Activism in Retrospect
During the last two weeks of February, the Quixote Center was involved in actions of solidarity for Dreamers and the people of Honduras. I attended the Honduras Awareness Tour (Feb. 22) and the Catholic Day of Action for Dreamers (Feb. 27) and was equally moved by both events that called us to be a catalyst for change. Below are my reflections on these experiences.
Honduras Awareness Tour
On February 22, I attended the Honduras Awareness Tour in its final stop in Washington, D.C. The three-city tour was an opportunity for Honduran journalists and human rights activists, Joaquin Mejia and Claudia Mendoza, to update the public on the current conditions of Honduras. It was only befitting that the tour ended in our nation’s capital since both speakers emphasized the destabilizing role the U.S. has played in its foreign policy towards Latin America, in particular, Honduras, starting with the Obama administration’s legitimization of the 2009 coup in which democratically elected president Manuel Zelaya was ousted from power by the Honduran military (NCR). For a country that claims to promote democracy and is even considering punishing other countries for not upholding democracy (as seen, for example, in the NICA Act), the U.S. position to dismiss democracy in Honduras by engaging with the Honduran military speaks volumes about the continuation of foreign policies that disregard the plight of the people of Honduras.
The event began with disturbing news reported by the event host, Oscar Chacon (Executive Director of Alianza Americas). He told the audience that Mejia’s family was still receiving death threats for his role of using Radio Progreso to discuss the conditions of Honduras. We also heard that one of Mendoza’s loved one’s passed away from an illness the night before. There before us stood two fearless people, determined to bring a message despite personal loss. The message, simply put, is that Honduras is suffering. Their democracy is being choked and as U.S. citizens we need to hold our government accountable for these actions and demand change. Why is our government still sending military aid to Honduras, a country where activists are met with death (#BertaVive)?.
Overall the event provided a much-needed update on the conditions in Honduras. This is a U.S. concern as well since the people of Honduras need us to stand with them. They need us to raise our voices to a level that demands change in U.S. foreign policy. We need to support avenues of authentic journalism like Radio Progreso and the many other organizations in Honduras being harassed in an effort made to silence them. Now more than ever it is important to stand with the people of Honduras.
Catholic Day of Action for Dreamers
The final Tuesday in February was a day of both hope and sorrow. On February 27, Quixote Center staff took part in the Catholic Day of Action for Dreamers, a peaceful protest in Washington, D.C. that encouraged Catholics and non-Catholics to elevate voices in support Dreamers and demand their right to stay in the U.S. The first year of the Trump administration has been a disaster for immigrant families.

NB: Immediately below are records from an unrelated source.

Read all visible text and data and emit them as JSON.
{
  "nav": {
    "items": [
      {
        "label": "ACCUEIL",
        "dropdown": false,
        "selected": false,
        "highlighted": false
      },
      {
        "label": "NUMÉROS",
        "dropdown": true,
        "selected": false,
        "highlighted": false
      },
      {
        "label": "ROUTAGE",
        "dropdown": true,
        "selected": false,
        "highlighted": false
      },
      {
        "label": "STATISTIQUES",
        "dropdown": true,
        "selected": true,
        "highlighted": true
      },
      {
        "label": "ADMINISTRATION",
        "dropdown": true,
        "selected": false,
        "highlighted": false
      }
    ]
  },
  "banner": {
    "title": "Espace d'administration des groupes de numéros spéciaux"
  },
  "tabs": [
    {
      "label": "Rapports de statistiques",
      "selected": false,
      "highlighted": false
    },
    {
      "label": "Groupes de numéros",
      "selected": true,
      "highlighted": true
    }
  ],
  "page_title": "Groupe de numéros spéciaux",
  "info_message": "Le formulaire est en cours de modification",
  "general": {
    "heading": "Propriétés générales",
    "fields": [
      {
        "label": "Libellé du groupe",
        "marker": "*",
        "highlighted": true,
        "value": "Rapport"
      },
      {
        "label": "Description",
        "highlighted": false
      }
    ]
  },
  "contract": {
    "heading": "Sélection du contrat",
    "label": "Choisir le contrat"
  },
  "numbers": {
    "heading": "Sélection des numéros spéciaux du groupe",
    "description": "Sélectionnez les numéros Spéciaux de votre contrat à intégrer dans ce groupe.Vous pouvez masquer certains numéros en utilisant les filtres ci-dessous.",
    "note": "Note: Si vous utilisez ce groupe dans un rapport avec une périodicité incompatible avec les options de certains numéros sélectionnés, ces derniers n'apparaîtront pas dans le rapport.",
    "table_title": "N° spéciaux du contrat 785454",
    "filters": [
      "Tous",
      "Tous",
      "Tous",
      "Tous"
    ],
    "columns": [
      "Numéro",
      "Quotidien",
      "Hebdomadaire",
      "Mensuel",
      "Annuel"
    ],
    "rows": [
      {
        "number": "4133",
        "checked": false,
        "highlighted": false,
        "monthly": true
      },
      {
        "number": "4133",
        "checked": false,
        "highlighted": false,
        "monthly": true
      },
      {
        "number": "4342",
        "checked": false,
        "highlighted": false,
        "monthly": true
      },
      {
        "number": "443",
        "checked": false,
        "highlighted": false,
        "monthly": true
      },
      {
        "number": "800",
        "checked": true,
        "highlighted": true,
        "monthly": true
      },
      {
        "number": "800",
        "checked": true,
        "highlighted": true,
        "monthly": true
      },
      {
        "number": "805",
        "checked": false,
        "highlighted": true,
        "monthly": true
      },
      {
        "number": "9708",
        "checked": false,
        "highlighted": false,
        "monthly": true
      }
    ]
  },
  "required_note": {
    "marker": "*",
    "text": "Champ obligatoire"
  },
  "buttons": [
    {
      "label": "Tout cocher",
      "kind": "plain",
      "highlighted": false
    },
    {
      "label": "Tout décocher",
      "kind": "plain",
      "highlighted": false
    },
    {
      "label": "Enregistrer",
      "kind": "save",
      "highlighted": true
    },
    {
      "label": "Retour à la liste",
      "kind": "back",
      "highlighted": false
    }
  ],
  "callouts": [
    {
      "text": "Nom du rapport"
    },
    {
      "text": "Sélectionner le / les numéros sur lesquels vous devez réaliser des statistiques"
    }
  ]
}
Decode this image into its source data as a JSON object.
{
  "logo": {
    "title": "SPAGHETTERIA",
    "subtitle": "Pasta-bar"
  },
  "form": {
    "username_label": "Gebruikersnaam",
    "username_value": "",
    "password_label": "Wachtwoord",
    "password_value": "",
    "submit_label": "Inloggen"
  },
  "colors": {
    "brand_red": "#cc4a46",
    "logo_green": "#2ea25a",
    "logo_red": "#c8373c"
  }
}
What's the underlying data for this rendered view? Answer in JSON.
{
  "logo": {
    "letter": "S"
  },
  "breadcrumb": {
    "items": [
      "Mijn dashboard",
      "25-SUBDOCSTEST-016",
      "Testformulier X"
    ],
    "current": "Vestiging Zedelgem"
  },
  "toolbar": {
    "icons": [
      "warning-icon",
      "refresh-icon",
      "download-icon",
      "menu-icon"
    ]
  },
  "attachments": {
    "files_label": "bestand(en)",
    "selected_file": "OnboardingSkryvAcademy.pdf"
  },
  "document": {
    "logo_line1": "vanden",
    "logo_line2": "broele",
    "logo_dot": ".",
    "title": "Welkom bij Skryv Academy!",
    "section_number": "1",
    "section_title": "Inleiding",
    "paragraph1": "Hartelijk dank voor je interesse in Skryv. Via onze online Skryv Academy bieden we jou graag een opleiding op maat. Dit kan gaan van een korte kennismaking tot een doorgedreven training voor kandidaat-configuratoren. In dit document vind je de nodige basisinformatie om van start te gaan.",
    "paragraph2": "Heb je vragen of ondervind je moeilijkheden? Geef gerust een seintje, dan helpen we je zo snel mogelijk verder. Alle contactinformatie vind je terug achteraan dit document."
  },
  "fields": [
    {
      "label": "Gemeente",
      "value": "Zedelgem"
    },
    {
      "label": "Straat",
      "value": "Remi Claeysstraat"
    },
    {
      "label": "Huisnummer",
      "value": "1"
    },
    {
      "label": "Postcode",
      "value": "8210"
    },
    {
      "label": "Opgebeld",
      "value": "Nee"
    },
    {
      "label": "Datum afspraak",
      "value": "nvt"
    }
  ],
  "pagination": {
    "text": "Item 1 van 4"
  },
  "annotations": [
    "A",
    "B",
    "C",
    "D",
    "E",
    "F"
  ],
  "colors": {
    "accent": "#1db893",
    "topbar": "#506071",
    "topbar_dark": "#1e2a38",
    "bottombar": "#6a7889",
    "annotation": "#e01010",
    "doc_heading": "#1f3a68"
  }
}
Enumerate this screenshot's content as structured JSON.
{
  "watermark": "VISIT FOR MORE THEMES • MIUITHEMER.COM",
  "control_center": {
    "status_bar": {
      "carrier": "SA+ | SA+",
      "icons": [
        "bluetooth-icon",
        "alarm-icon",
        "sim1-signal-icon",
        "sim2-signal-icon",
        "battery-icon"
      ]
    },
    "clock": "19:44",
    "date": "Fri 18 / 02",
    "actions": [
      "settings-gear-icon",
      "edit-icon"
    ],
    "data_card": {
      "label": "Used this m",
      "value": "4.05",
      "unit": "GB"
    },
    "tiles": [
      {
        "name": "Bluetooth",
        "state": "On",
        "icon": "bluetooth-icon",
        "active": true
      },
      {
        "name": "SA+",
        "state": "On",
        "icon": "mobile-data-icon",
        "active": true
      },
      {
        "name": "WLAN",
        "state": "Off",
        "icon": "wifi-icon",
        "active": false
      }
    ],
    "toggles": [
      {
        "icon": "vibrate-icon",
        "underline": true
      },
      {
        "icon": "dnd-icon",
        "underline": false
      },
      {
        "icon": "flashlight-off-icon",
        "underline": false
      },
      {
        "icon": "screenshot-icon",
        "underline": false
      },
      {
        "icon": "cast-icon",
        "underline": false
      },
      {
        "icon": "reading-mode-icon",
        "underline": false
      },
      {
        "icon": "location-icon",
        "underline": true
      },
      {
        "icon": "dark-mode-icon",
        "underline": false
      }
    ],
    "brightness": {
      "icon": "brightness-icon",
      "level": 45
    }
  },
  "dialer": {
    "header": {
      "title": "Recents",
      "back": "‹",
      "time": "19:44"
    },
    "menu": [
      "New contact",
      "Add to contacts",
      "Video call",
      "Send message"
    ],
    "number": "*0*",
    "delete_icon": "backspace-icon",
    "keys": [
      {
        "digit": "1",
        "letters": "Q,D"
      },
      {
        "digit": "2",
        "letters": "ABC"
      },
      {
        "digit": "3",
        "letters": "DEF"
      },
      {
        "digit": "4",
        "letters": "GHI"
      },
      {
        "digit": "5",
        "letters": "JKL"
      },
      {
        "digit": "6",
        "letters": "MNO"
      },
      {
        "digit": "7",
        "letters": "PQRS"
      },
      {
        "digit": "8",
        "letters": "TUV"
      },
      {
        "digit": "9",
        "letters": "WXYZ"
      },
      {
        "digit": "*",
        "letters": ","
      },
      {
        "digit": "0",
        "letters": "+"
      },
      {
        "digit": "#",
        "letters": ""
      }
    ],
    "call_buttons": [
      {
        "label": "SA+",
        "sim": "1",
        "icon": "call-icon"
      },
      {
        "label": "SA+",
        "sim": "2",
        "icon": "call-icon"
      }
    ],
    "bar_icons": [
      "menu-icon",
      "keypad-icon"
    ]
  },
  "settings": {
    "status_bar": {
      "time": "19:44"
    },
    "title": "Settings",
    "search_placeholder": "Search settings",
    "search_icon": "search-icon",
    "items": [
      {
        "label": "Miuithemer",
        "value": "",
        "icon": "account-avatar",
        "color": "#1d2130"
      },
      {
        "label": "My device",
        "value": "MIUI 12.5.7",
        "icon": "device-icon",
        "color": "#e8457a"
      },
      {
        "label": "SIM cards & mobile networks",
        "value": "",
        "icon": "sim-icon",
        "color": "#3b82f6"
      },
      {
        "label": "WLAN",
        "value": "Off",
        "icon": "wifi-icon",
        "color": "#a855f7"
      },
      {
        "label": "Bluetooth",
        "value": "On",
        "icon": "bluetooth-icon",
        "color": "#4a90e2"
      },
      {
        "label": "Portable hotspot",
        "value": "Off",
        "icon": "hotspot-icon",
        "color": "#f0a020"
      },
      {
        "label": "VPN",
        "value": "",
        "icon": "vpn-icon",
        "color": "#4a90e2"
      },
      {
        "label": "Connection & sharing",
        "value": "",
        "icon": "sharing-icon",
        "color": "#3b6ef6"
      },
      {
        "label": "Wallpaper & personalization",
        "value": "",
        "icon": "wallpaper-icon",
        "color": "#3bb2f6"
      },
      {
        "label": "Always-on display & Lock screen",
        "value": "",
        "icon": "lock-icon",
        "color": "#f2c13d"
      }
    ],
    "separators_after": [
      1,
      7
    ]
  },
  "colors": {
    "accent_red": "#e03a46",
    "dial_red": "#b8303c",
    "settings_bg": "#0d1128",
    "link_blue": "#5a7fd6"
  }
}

The administration’s dehumanizing rhetoric and willingness to use families to create a deal for a misconceived border wall is, frankly, disgusting.
The protest was an opportunity to stand with our neighbors, families, and friends who are Dreamers, during this stressful time in their life. Have you ever been in a situation when you didn’t know where you were going to live or have to face the possibility that your family could be split apart? The amount of stress those types of concerns come with is too heavy to bear alone. We need to support immigration reform that leads to paths to citizenship for not only Dreamers but all immigrants who have built lives here.
The number of people that showed up in support of Dreamers was beautiful to witness. There was mass in the morning at St. Peters on Capitol Hill and a rally in front of the Senate building in which different activists spoke about the much-needed change in our immigration policies. The protest eventually moved inside of the Senate building where protesters met in the rotunda to pray. Soon after the prayer, the protest ended with the arrest of approximately 40 nuns.
After the arrest, I saw protest participants walking directly into their state representatives’ offices to discuss the need for a path to citizenship with better immigration reform legislation. I also saw families around the rotunda crying and it dawned on me even more that this is their reality. They are in limbo and it’s SCARY. With our members of Congress failing to support positive immigration reform, and with the current injustices of ICE raids, the voices of immigrants are being ignored.
Overall I’m glad to have been a part of this protest. As a Catholic, a person of color, a first-generation American, and an activist, seeing the nuns being arrested coupled with the families crying made me take a step back to look at the conditions of this country. In the words of Daniel Neri, one of the speakers at the rally, “We are not criminals, we are not rapists, we are good people” (NCR).